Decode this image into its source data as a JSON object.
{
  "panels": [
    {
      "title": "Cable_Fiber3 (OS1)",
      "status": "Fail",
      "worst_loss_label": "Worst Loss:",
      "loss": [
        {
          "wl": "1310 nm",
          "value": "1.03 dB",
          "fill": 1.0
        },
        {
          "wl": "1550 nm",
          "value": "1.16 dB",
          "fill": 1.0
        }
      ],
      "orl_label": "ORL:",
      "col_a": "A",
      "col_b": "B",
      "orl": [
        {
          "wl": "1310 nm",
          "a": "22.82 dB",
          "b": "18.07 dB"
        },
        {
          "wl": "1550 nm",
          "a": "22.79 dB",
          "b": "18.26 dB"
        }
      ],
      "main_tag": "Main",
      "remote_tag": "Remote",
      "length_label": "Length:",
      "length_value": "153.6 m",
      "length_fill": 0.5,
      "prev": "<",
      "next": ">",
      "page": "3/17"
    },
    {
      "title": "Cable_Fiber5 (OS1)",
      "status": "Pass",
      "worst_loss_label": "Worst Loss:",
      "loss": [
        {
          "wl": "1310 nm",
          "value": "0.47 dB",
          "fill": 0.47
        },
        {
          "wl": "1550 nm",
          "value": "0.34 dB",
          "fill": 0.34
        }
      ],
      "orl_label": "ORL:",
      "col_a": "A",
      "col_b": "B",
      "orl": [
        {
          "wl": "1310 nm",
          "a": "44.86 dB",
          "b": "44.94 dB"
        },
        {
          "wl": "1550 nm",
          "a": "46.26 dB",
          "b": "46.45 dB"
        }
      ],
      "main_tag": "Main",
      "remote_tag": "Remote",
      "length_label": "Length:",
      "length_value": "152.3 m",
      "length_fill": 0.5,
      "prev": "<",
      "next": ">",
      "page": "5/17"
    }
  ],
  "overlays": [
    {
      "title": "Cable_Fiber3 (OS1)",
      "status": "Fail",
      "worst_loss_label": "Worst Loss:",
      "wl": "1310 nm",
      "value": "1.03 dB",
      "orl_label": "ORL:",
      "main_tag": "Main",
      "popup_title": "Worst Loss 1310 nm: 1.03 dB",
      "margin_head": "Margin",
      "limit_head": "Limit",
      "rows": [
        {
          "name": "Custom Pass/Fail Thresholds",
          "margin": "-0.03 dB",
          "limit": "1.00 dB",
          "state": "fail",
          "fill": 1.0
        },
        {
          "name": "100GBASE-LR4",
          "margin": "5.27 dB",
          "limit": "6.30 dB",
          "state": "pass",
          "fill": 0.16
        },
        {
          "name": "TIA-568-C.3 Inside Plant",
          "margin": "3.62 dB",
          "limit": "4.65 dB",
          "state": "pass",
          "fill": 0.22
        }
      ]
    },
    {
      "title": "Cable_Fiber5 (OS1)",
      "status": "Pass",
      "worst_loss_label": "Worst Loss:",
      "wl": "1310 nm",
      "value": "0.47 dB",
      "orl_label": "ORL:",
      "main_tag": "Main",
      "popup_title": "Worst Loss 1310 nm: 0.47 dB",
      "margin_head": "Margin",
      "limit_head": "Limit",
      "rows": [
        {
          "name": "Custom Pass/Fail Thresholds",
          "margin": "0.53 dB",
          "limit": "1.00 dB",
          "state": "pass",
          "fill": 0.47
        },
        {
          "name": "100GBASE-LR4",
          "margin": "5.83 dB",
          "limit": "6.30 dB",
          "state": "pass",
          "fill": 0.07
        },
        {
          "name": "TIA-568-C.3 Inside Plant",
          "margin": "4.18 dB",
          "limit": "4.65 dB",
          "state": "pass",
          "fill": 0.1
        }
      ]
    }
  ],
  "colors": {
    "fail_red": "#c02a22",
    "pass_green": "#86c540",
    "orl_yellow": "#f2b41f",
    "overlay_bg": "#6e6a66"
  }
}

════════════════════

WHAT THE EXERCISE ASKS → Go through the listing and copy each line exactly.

ANSWER →
Decode this image into its source data as a JSON object.
{
  "panels": [
    {
      "title": "Cable_Fiber3 (OS1)",
      "status": "Fail",
      "worst_loss_label": "Worst Loss:",
      "loss": [
        {
          "wl": "1310 nm",
          "value": "1.03 dB",
          "fill": 1.0
        },
        {
          "wl": "1550 nm",
          "value": "1.16 dB",
          "fill": 1.0
        }
      ],
      "orl_label": "ORL:",
      "col_a": "A",
      "col_b": "B",
      "orl": [
        {
          "wl": "1310 nm",
          "a": "22.82 dB",
          "b": "18.07 dB"
        },
        {
          "wl": "1550 nm",
          "a": "22.79 dB",
          "b": "18.26 dB"
        }
      ],
      "main_tag": "Main",
      "remote_tag": "Remote",
      "length_label": "Length:",
      "length_value": "153.6 m",
      "length_fill": 0.5,
      "prev": "<",
      "next": ">",
      "page": "3/17"
    },
    {
      "title": "Cable_Fiber5 (OS1)",
      "status": "Pass",
      "worst_loss_label": "Worst Loss:",
      "loss": [
        {
          "wl": "1310 nm",
          "value": "0.47 dB",
          "fill": 0.47
        },
        {
          "wl": "1550 nm",
          "value": "0.34 dB",
          "fill": 0.34
        }
      ],
      "orl_label": "ORL:",
      "col_a": "A",
      "col_b": "B",
      "orl": [
        {
          "wl": "1310 nm",
          "a": "44.86 dB",
          "b": "44.94 dB"
        },
        {
          "wl": "1550 nm",
          "a": "46.26 dB",
          "b": "46.45 dB"
        }
      ],
      "main_tag": "Main",
      "remote_tag": "Remote",
      "length_label": "Length:",
      "length_value": "152.3 m",
      "length_fill": 0.5,
      "prev": "<",
      "next": ">",
      "page": "5/17"
    }
  ],
  "overlays": [
    {
      "title": "Cable_Fiber3 (OS1)",
      "status": "Fail",
      "worst_loss_label": "Worst Loss:",
      "wl": "1310 nm",
      "value": "1.03 dB",
      "orl_label": "ORL:",
      "main_tag": "Main",
      "popup_title": "Worst Loss 1310 nm: 1.03 dB",
      "margin_head": "Margin",
      "limit_head": "Limit",
      "rows": [
        {
          "name": "Custom Pass/Fail Thresholds",
          "margin": "-0.03 dB",
          "limit": "1.00 dB",
          "state": "fail",
          "fill": 1.0
        },
        {
          "name": "100GBASE-LR4",
          "margin": "5.27 dB",
          "limit": "6.30 dB",
          "state": "pass",
          "fill": 0.16
        },
        {
          "name": "TIA-568-C.3 Inside Plant",
          "margin": "3.62 dB",
          "limit": "4.65 dB",
          "state": "pass",
          "fill": 0.22
        }
      ]
    },
    {
      "title": "Cable_Fiber5 (OS1)",
      "status": "Pass",
      "worst_loss_label": "Worst Loss:",
      "wl": "1310 nm",
      "value": "0.47 dB",
      "orl_label": "ORL:",
      "main_tag": "Main",
      "popup_title": "Worst Loss 1310 nm: 0.47 dB",
      "margin_head": "Margin",
      "limit_head": "Limit",
      "rows": [
        {
          "name": "Custom Pass/Fail Thresholds",
          "margin": "0.53 dB",
          "limit": "1.00 dB",
          "state": "pass",
          "fill": 0.47
        },
        {
          "name": "100GBASE-LR4",
          "margin": "5.83 dB",
          "limit": "6.30 dB",
          "state": "pass",
          "fill": 0.07
        },
        {
          "name": "TIA-568-C.3 Inside Plant",
          "margin": "4.18 dB",
          "limit": "4.65 dB",
          "state": "pass",
          "fill": 0.1
        }
      ]
    }
  ],
  "colors": {
    "fail_red": "#c02a22",
    "pass_green": "#86c540",
    "orl_yellow": "#f2b41f",
    "overlay_bg": "#6e6a66"
  }
}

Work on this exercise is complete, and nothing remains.